◆ Brief ◆
Only the lines with the string "JSON" are needed; return each of them from the entries below.

◆ Given data ◆
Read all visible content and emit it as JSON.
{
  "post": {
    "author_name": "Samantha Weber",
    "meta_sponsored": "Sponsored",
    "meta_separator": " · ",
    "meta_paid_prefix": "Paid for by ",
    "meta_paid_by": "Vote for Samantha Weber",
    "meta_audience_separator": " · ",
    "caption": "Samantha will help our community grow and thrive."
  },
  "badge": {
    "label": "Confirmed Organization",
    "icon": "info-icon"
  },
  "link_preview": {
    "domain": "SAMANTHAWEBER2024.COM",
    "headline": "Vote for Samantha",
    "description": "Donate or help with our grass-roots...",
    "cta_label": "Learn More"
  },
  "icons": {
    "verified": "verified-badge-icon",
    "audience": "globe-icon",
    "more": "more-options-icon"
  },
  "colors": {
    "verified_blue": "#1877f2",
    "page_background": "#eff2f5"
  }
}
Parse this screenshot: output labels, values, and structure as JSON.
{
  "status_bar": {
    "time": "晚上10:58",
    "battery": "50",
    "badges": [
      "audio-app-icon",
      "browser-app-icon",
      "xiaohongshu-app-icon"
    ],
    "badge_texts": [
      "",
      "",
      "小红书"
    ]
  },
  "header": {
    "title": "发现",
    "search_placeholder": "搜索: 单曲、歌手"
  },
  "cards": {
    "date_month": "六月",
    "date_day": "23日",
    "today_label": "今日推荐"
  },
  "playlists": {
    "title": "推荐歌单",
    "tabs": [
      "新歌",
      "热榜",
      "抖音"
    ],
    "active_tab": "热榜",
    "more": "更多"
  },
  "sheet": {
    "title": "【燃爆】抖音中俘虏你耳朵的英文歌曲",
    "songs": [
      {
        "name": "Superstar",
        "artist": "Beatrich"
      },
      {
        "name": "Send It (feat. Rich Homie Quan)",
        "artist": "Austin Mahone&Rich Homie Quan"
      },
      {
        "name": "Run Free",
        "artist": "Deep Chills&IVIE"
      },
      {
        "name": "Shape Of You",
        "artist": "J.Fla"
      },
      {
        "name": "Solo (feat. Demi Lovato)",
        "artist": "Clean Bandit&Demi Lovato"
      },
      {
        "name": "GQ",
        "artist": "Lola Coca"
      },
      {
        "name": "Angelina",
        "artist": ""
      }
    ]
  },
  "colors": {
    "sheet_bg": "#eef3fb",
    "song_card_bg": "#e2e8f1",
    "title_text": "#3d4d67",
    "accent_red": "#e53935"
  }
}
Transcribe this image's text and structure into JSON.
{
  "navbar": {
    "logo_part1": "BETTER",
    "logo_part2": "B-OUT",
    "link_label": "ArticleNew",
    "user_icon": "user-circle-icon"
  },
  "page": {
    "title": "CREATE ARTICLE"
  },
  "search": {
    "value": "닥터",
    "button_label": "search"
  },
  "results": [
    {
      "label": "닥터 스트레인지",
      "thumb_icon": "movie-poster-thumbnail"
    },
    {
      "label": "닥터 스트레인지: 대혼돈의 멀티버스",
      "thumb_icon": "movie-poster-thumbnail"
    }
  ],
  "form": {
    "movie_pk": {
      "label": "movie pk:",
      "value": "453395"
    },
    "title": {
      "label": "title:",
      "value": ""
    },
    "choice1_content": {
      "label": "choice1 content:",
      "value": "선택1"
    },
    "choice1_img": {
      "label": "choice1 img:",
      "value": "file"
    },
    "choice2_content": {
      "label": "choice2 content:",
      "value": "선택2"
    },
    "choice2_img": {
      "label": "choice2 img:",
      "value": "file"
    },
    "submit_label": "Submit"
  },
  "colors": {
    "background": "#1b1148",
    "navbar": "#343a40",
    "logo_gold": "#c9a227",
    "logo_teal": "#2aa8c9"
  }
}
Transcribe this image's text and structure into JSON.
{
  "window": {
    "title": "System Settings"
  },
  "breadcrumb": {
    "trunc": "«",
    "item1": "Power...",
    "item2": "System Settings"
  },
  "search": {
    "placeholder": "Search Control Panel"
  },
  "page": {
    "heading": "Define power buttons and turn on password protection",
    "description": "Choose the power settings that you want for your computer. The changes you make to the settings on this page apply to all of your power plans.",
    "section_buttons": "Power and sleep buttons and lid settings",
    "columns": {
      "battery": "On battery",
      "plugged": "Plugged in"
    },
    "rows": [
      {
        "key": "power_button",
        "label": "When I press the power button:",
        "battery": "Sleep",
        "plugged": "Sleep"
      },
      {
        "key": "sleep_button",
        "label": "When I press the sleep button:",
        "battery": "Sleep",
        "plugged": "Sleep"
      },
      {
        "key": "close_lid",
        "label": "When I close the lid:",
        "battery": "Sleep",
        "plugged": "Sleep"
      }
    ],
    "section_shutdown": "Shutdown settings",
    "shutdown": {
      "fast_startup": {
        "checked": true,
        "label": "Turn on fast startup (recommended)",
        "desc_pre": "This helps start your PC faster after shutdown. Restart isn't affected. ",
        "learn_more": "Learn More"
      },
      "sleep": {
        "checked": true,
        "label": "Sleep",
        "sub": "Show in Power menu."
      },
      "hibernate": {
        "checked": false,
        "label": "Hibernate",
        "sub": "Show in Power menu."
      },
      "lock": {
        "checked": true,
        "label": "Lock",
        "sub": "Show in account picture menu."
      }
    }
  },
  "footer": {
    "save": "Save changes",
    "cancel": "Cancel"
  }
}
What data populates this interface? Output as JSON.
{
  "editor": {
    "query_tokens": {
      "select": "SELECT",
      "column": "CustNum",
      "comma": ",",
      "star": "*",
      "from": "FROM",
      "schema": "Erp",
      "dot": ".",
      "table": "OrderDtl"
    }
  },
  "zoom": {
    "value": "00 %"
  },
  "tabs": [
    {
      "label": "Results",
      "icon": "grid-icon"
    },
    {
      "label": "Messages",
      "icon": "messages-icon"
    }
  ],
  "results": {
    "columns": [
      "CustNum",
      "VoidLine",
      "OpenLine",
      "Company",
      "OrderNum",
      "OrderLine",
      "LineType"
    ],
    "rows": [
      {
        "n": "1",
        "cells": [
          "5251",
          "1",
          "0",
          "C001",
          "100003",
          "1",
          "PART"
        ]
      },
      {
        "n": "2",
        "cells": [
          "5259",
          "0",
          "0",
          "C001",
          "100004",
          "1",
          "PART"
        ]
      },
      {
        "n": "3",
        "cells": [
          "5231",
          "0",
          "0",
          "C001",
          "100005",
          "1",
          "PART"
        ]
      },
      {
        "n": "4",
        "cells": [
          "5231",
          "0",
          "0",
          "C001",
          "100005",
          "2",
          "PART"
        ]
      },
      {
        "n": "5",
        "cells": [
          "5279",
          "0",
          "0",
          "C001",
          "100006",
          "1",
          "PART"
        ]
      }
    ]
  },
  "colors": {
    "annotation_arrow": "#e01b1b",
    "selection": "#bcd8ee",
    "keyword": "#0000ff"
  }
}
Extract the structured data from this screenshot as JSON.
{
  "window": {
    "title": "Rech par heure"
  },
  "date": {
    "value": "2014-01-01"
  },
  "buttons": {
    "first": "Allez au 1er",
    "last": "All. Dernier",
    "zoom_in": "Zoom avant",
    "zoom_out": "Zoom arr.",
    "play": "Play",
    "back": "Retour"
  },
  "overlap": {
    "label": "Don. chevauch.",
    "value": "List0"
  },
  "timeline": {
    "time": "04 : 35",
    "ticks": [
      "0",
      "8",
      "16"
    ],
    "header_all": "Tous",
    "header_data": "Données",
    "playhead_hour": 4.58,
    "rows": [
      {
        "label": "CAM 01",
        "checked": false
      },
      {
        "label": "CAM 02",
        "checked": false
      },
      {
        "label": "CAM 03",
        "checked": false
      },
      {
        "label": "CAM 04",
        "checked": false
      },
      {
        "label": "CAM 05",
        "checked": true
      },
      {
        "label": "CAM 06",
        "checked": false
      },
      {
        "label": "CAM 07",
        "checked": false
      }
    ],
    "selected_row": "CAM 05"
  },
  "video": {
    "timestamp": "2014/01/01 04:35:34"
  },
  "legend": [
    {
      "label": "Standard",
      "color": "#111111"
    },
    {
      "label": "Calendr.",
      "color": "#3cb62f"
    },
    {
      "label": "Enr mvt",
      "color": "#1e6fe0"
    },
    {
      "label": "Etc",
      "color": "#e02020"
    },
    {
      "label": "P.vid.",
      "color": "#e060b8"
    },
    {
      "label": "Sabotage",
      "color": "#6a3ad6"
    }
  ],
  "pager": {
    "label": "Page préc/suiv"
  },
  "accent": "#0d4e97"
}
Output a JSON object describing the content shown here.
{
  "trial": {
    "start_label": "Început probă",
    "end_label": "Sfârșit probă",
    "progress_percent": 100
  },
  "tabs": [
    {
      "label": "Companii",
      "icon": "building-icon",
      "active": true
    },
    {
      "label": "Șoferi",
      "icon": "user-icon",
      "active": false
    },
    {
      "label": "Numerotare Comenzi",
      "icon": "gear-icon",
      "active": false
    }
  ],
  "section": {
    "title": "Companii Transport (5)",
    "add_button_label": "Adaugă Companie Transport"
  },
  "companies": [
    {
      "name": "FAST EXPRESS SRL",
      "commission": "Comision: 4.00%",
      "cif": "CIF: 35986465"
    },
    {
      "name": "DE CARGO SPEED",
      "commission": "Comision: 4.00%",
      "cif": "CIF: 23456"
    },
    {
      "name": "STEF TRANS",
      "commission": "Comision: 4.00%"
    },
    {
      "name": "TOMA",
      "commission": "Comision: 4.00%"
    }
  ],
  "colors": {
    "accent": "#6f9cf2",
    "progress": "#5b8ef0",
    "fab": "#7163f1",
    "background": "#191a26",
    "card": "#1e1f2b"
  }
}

◆ Result for this task ◆
Read all visible content and emit it as JSON.
Parse this screenshot: output labels, values, and structure as JSON.
Transcribe this image's text and structure into JSON.
Transcribe this image's text and structure into JSON.
What data populates this interface? Output as JSON.
Extract the structured data from this screenshot as JSON.
Output a JSON object describing the content shown here.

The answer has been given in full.